#### Information

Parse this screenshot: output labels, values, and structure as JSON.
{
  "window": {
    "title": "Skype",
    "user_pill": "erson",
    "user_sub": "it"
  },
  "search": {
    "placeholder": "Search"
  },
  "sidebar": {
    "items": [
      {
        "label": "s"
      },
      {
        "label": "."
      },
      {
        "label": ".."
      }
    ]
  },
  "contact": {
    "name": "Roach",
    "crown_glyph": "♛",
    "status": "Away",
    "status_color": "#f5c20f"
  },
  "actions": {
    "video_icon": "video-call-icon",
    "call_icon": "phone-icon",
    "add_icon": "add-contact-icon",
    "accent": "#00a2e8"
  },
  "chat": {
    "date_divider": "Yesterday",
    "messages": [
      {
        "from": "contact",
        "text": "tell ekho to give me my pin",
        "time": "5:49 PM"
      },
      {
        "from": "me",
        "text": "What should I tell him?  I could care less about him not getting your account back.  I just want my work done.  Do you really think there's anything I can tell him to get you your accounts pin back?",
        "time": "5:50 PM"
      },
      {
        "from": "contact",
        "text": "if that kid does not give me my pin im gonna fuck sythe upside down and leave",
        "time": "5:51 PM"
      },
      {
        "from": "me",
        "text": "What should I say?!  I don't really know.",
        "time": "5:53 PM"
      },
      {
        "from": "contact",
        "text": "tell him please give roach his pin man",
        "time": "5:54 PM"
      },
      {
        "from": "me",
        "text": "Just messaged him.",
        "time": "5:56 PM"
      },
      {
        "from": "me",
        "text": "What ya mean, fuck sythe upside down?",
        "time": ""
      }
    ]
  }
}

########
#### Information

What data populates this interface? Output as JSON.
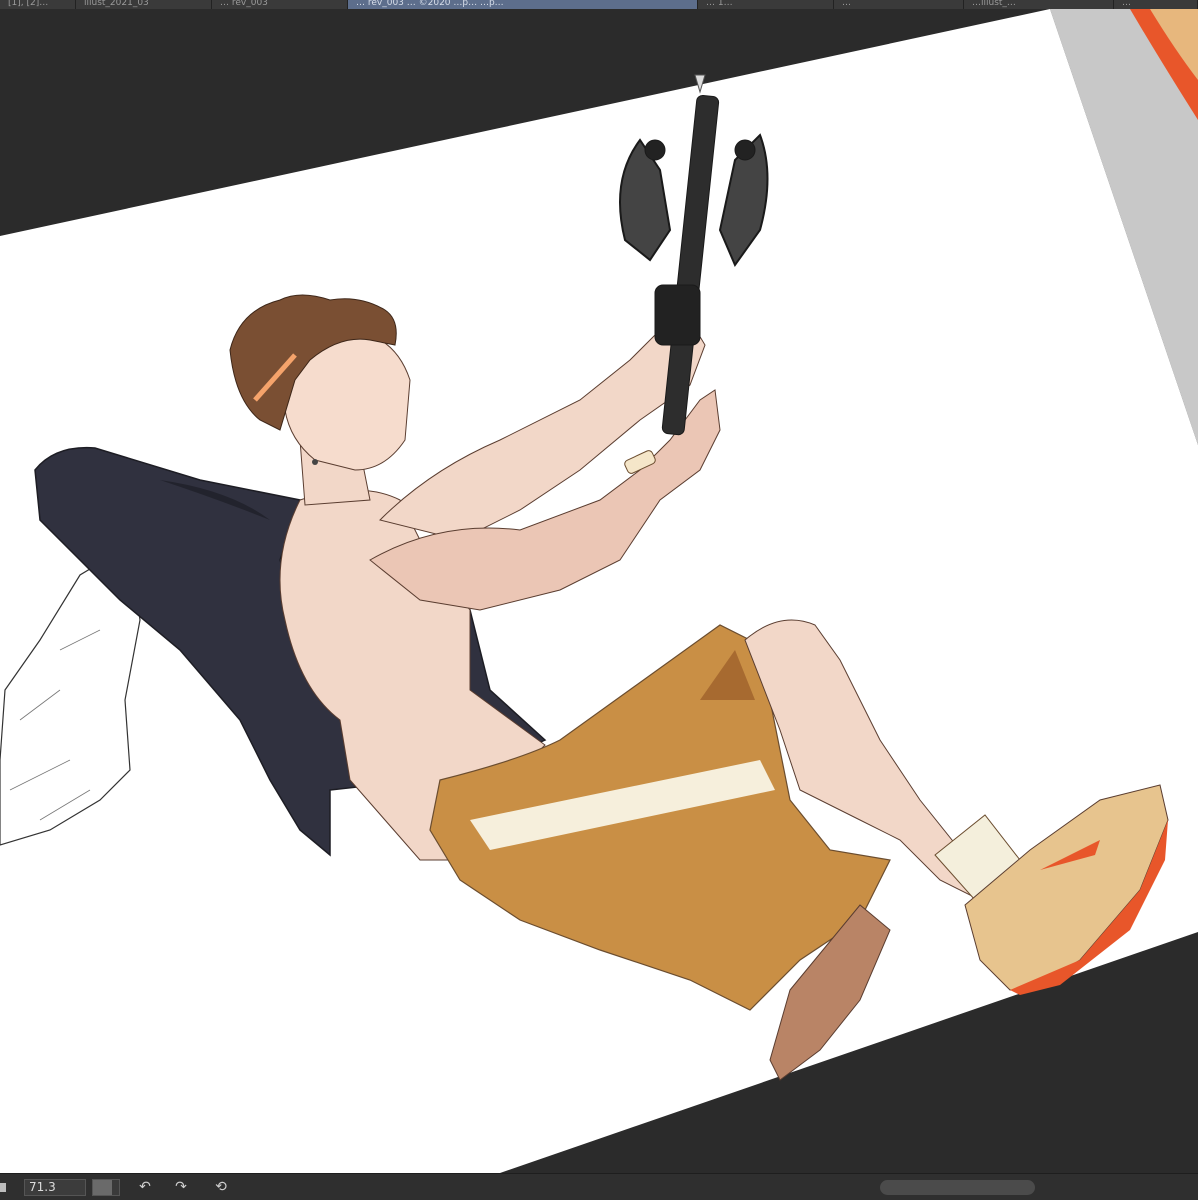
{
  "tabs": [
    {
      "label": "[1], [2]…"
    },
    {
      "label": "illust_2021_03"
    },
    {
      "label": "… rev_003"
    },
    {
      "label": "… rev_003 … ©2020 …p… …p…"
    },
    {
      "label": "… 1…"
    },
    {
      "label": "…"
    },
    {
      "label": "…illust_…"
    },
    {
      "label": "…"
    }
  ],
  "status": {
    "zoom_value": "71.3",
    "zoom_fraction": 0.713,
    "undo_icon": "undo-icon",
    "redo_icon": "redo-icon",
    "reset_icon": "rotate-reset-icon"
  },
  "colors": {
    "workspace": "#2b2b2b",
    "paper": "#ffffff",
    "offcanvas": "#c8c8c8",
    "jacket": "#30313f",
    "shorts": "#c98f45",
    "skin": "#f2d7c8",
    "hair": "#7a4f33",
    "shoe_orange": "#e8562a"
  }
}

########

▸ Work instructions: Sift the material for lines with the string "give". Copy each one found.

▸ Result:
        "text": "tell ekho to give me my pin",
        "text": "if that kid does not give me my pin im gonna fuck sythe upside down and leave",
        "text": "tell him please give roach his pin man",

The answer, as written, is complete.